“Google policy is to get right up to the creepy line and not cross it.” –Eric Schmidt, Executive Chairman of Google
When I got my first Android phone, one of the first apps I used was Google Navigation. I don’t have a very good sense of direction, and business trips were often frustrating for me—I’d get lost trying to find the hotel. So when I first used Google Navigation, I thought, “I will never be lost again.”
It was a profound moment for me. I never had to worry about being lost again. My telephone took a source of stress and anxiety completely out of my life. For just that one feature, I never wanted to be without a smartphone again.
I became an enthusiastic user of Google Navigation. I even started using it around my hometown, and I discovered it knew about little-used streets with few lights and no traffic—it would sometimes take me on surprising routes, but they were faster than the way I’d been going for years. Cool!
And when I traveled during rush hour, it would sometimes have me exit the interstate at some point, travel on the grid, and then get back on the interstate, routing me around congestion. At different times of day, different days, it would take me on different routes. Clearly Google Navigation was optimizing my travel time!
Google uses several sources of information to figure out where you are. GPS is one, Wi-Fi networks are another, and finally cell tower data are used for positioning as well.
When you enable location access, Android says “Allow Google’s location service to collect anonymous location data. Some data may be stored on your device. Collection may occur even when no apps are running.” This seems both fair and harmless, so I didn’t think too much about it.
In the prior version of Android, you could turn off location service, turn on GPS, and use Google Navigation supposedly without sending the data to Google. With the latest version, though, you have to turn location service on or Google Navigation won’t function.
I’m not really a member of the tinfoil hat crowd, but if it’s possible to not constantly broadcast my location to Google just so I can drive somewhere quickly, that’s my preference.
It got me thinking, how does Google Navigation know about traffic jams? It highlights portions of your route in yellow and red to indicate heavy traffic. I figured Google must be using the data from everyone’s phones to figure out the traffic flow. What a great source of data—Google would be foolish not to use it.
Still, my phone assured me my data is anonymous, so I wasn’t concerned.
Recently I read this security paper, which discusses the sources of traffic information that Google Navigation and another app (Waze) use to figure out traffic flow. The authors reverse-engineered the protocol used by Android phones to report position information to the cloud. The data is encrypted, but there is no authentication in the protocol. Your phone transmits your position information constantly along with a Platform Key—a unique identifier for your phone.
Sending a unique phone identifier, which is tied to my Google account, is something I cannot accept as being “anonymous location data.” It’s not what I had agreed to. Sure, the packet doesn’t have my name in it, but it has my phone’s identifier, my phone is associated with my Google account, and my Google account has all my personal information associated with it.
In the security paper, they describe forging packets and causing Google to display a traffic jam in a location where there is no actual traffic. A neat hack to be sure—and one with real world implications. Google better fix this.

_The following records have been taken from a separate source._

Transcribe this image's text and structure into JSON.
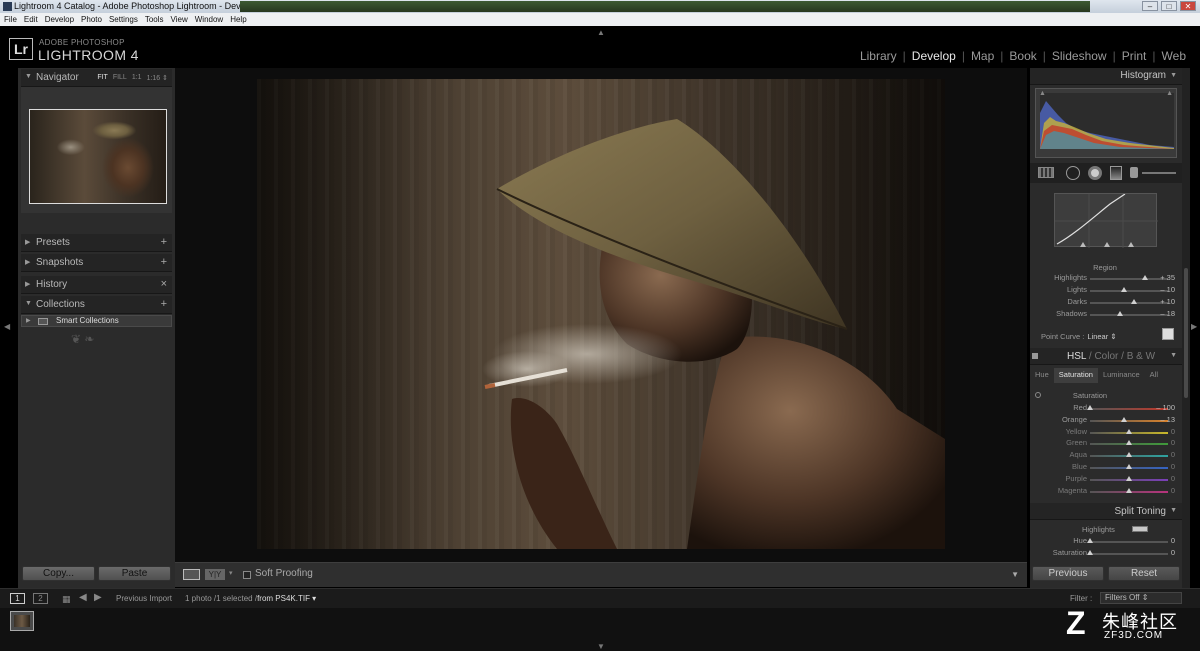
{
  "window": {
    "title": "Lightroom 4 Catalog - Adobe Photoshop Lightroom - Develop",
    "controls": [
      "–",
      "□",
      "✕"
    ]
  },
  "menu": [
    "File",
    "Edit",
    "Develop",
    "Photo",
    "Settings",
    "Tools",
    "View",
    "Window",
    "Help"
  ],
  "brand": {
    "badge": "Lr",
    "top": "ADOBE PHOTOSHOP",
    "main": "LIGHTROOM 4"
  },
  "modules": [
    {
      "label": "Library",
      "active": false
    },
    {
      "label": "Develop",
      "active": true
    },
    {
      "label": "Map",
      "active": false
    },
    {
      "label": "Book",
      "active": false
    },
    {
      "label": "Slideshow",
      "active": false
    },
    {
      "label": "Print",
      "active": false
    },
    {
      "label": "Web",
      "active": false
    }
  ],
  "left": {
    "navigator": {
      "label": "Navigator",
      "zoom": [
        "FIT",
        "FILL",
        "1:1",
        "1:16 ⇕"
      ]
    },
    "presets": {
      "label": "Presets",
      "action": "+"
    },
    "snapshots": {
      "label": "Snapshots",
      "action": "+"
    },
    "history": {
      "label": "History",
      "action": "×"
    },
    "collections": {
      "label": "Collections",
      "action": "+",
      "item": "Smart Collections"
    },
    "ornament": "❦ ❧",
    "copy_label": "Copy...",
    "paste_label": "Paste"
  },
  "toolbar": {
    "yy": "Y|Y",
    "dropdown": "▾",
    "soft_proofing": "Soft Proofing",
    "menu": "▼"
  },
  "right": {
    "histogram": {
      "label": "Histogram"
    },
    "tone_curve": {
      "region_label": "Region",
      "sliders": [
        {
          "name": "Highlights",
          "value": "+ 35",
          "pos": 0.7
        },
        {
          "name": "Lights",
          "value": "– 10",
          "pos": 0.43
        },
        {
          "name": "Darks",
          "value": "+ 10",
          "pos": 0.57
        },
        {
          "name": "Shadows",
          "value": "– 18",
          "pos": 0.38
        }
      ],
      "point_curve_label": "Point Curve :",
      "point_curve_value": "Linear ⇕"
    },
    "hsl": {
      "hsl": "HSL",
      "color": "Color",
      "bw": "B & W",
      "sep": "/",
      "tabs": [
        "Hue",
        "Saturation",
        "Luminance",
        "All"
      ],
      "active_tab": "Saturation",
      "section_label": "Saturation",
      "sliders": [
        {
          "name": "Red",
          "value": "– 100",
          "pos": 0.0,
          "color": "#c0392b",
          "dim": false
        },
        {
          "name": "Orange",
          "value": "– 13",
          "pos": 0.43,
          "color": "#d9822b",
          "dim": false
        },
        {
          "name": "Yellow",
          "value": "0",
          "pos": 0.5,
          "color": "#c8b72a",
          "dim": true
        },
        {
          "name": "Green",
          "value": "0",
          "pos": 0.5,
          "color": "#3f9a3a",
          "dim": true
        },
        {
          "name": "Aqua",
          "value": "0",
          "pos": 0.5,
          "color": "#2ea3a0",
          "dim": true
        },
        {
          "name": "Blue",
          "value": "0",
          "pos": 0.5,
          "color": "#3563c2",
          "dim": true
        },
        {
          "name": "Purple",
          "value": "0",
          "pos": 0.5,
          "color": "#7a3fb8",
          "dim": true
        },
        {
          "name": "Magenta",
          "value": "0",
          "pos": 0.5,
          "color": "#b8337d",
          "dim": true
        }
      ]
    },
    "split_toning": {
      "label": "Split Toning",
      "highlights_label": "Highlights",
      "sliders": [
        {
          "name": "Hue",
          "value": "0",
          "pos": 0.0
        },
        {
          "name": "Saturation",
          "value": "0",
          "pos": 0.0
        }
      ]
    },
    "previous_label": "Previous",
    "reset_label": "Reset"
  },
  "filmbar": {
    "view1": "1",
    "view2": "2",
    "source": "Previous Import",
    "count_prefix": "1 photo /1 selected /",
    "filename": "from PS4K.TIF ▾",
    "filter_label": "Filter :",
    "filter_value": "Filters Off ⇕"
  },
  "watermark": {
    "mark": "Z",
    "name": "朱峰社区",
    "url": "ZF3D.COM"
  },
  "colors": {
    "accent": "#e8e8e8",
    "panel": "#2b2b2b",
    "background": "#000000"
  }
}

But I’m still hung up on the privacy point. Let’s say Google keeps their promise to never do “SELECT full_name FROM google_accounts WHERE platform_key = ‘bens phone’ ”. Heck, let’s say they fix their protocol in response to the security paper and don’t transmit the Platform Key at all. It’s still not good enough.

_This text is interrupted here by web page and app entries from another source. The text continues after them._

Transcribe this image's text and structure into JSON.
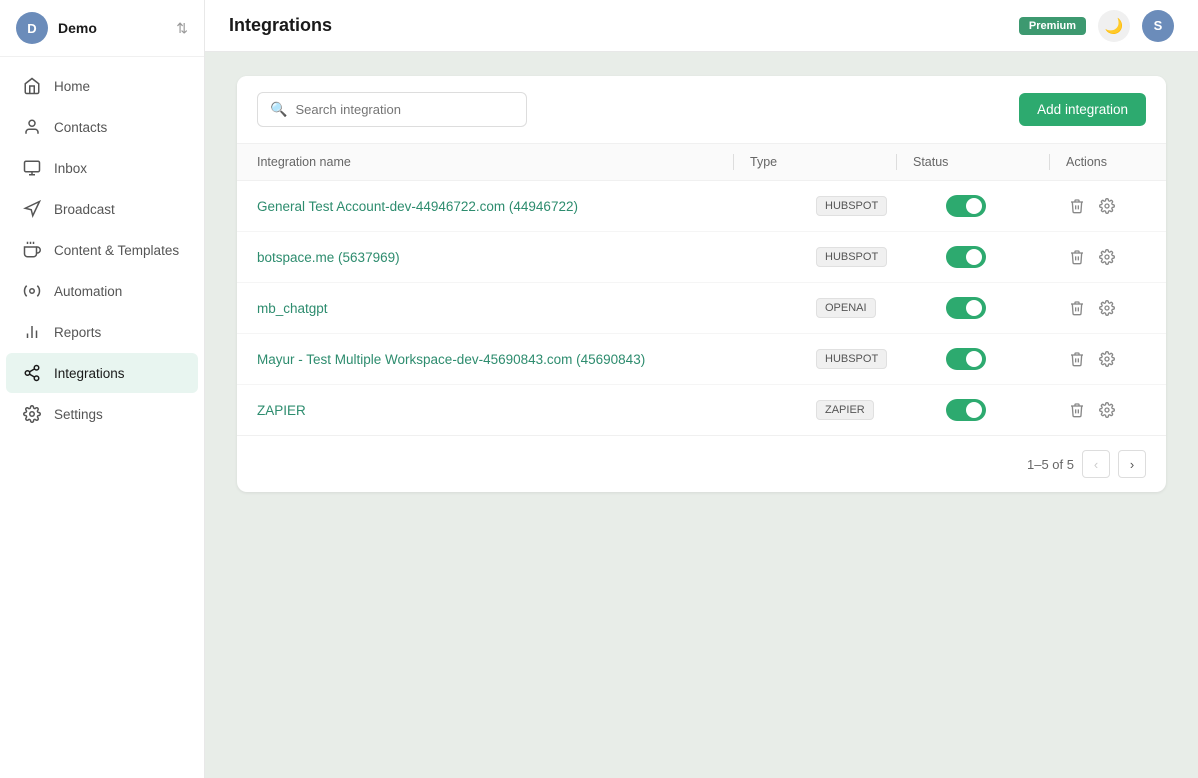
{
  "app": {
    "workspace": "Demo",
    "workspace_initial": "D",
    "user_initial": "S",
    "premium_label": "Premium",
    "page_title": "Integrations"
  },
  "sidebar": {
    "items": [
      {
        "id": "home",
        "label": "Home",
        "icon": "🏠"
      },
      {
        "id": "contacts",
        "label": "Contacts",
        "icon": "👤"
      },
      {
        "id": "inbox",
        "label": "Inbox",
        "icon": "🖥"
      },
      {
        "id": "broadcast",
        "label": "Broadcast",
        "icon": "📡"
      },
      {
        "id": "content-templates",
        "label": "Content & Templates",
        "icon": "🔔"
      },
      {
        "id": "automation",
        "label": "Automation",
        "icon": "🔔"
      },
      {
        "id": "reports",
        "label": "Reports",
        "icon": "📊"
      },
      {
        "id": "integrations",
        "label": "Integrations",
        "icon": "🔗"
      },
      {
        "id": "settings",
        "label": "Settings",
        "icon": "⚙️"
      }
    ]
  },
  "toolbar": {
    "search_placeholder": "Search integration",
    "add_button_label": "Add integration"
  },
  "table": {
    "columns": {
      "name": "Integration name",
      "type": "Type",
      "status": "Status",
      "actions": "Actions"
    },
    "rows": [
      {
        "name": "General Test Account-dev-44946722.com (44946722)",
        "type": "HUBSPOT",
        "enabled": true
      },
      {
        "name": "botspace.me (5637969)",
        "type": "HUBSPOT",
        "enabled": true
      },
      {
        "name": "mb_chatgpt",
        "type": "OPENAI",
        "enabled": true
      },
      {
        "name": "Mayur - Test Multiple Workspace-dev-45690843.com (45690843)",
        "type": "HUBSPOT",
        "enabled": true
      },
      {
        "name": "ZAPIER",
        "type": "ZAPIER",
        "enabled": true
      }
    ]
  },
  "pagination": {
    "info": "1–5 of 5"
  }
}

Check out this paper. It turns out your cell phone position information is a more accurate identifier of you than your own fingerprints!

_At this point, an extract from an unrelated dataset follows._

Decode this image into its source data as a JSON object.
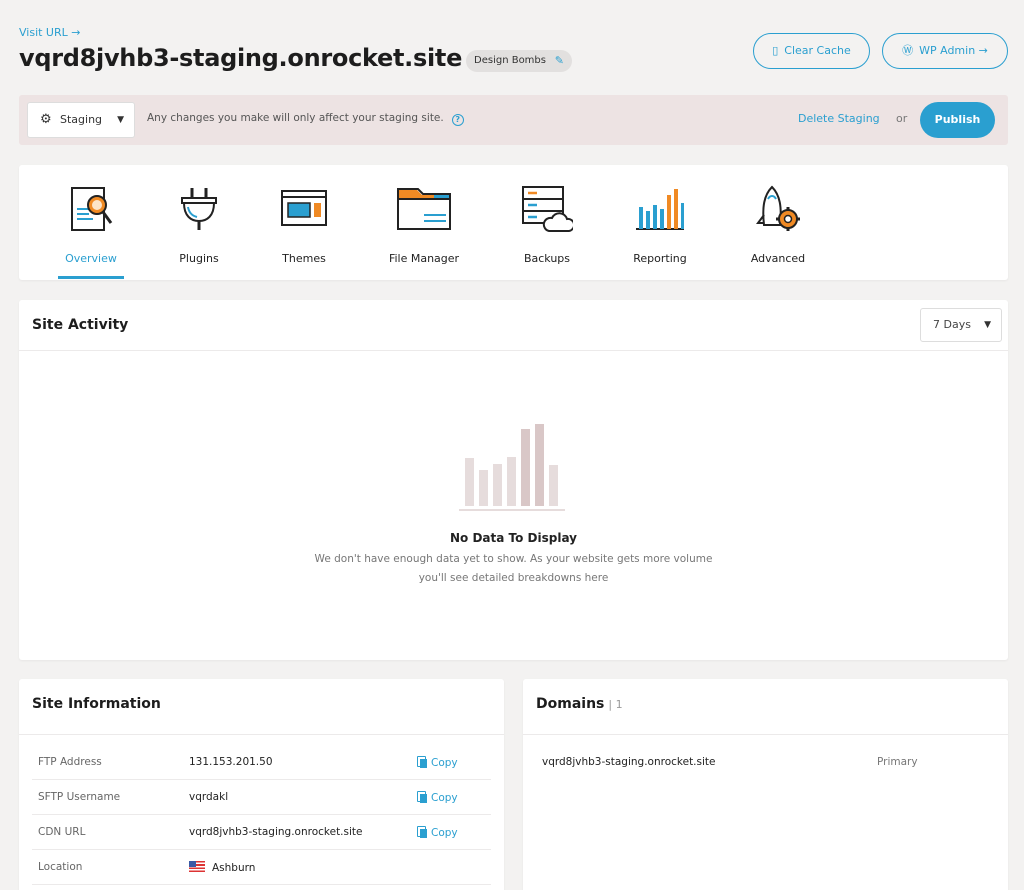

It has dawned on me that we are paying for this convenience of never being lost by allowing others to track and identify us at all times.
Like I said, I don’t wear a tinfoil hat. I don’t keep a watch out for black helicopters. But given that Google has some kind of relationship with the intelligence community, and that the intelligence community isn’t making the same promises about anonymity (the government wants to collect all human generated data, and store it forever), I think we’ve crossed the line into creepy.
Maybe our children will happily accept businesses and government knowing everything about them—who they are, where they are, who they talk to, everything they say—but to me it is disturbing.
There’s the old boiling frog story, which turns out to be false. But I am starting to wonder if we are doing this. Every time we agree to a 25 page End User License Agreement. Every time we click “I agree” on our phones or on a website. For a bit of convenience we give, and give, and give our personal information away and allow others to monetize us. Eventually, I worry, we will give away our civil liberties.
I’m not at a point in my life where I’m ready or willing to give up all the conveniences, and to try to live off the grid. I’ll just say this: As a technologist, when I design technological systems, I will attempt to take a principled approach and not collect any data unnecessary to the functioning of the application.